"People can easily become prisoners in their own community. It's a problem for people of all ages - the elderly, the disabled and young people who want to go out in the evening," she said.
She supported the campaign's suggestion that a national passenger watchdog should be set up.
"Complaints about buses form quite a large proportion of MPs' postbags because people have nowhere else to send them," she said.
"People are isolated all around - not only because they can't catch a bus, but because they have no one to complain to about it."
Tracy Jessop, Norfolk County Council's head of passenger transport, said: "The county council will pay around £4.5m in 2007-08 to subsidise bus services that do not attract enough passengers to make them commercially viable. For the county council to subsidise a service, 30pc of the cost must be covered by fares taken.
"It is important to look at new ways of delivering services locally. We are now trialling Flexibus services, which are buses that act like a taxi, in the Wymondham and Wayland areas of Norfolk, and these are proving popular.
"The county council awaits pub-lication of the government's Local Transport Bill, which should include measures to help local authorities with bus travel planning."

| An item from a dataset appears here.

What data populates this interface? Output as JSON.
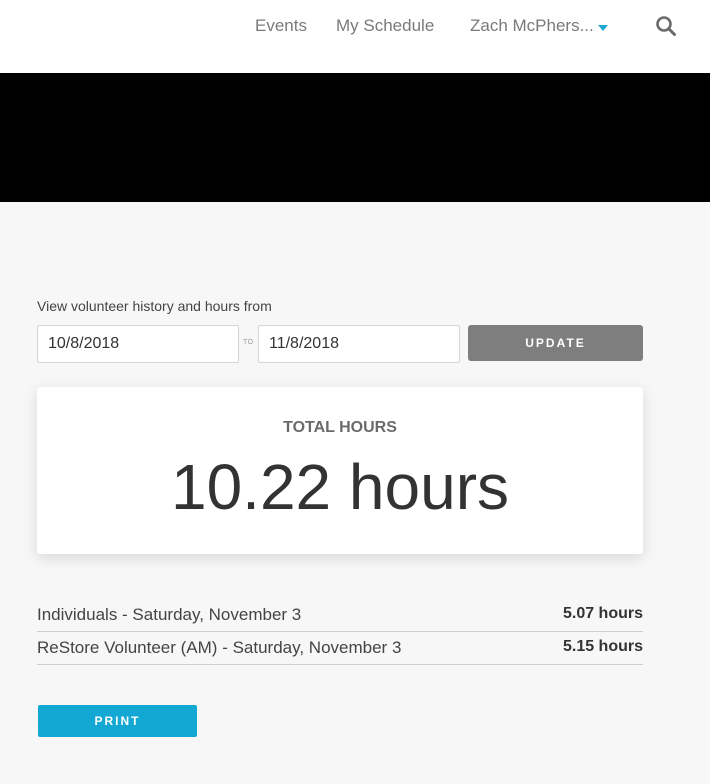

Guy McGregor, Suffolk County Council's portfolio holder for roads and transport, said bus passenger numbers in the county were increasing. He added: "Public trans-port could be better and we are doing our level best to make that happen."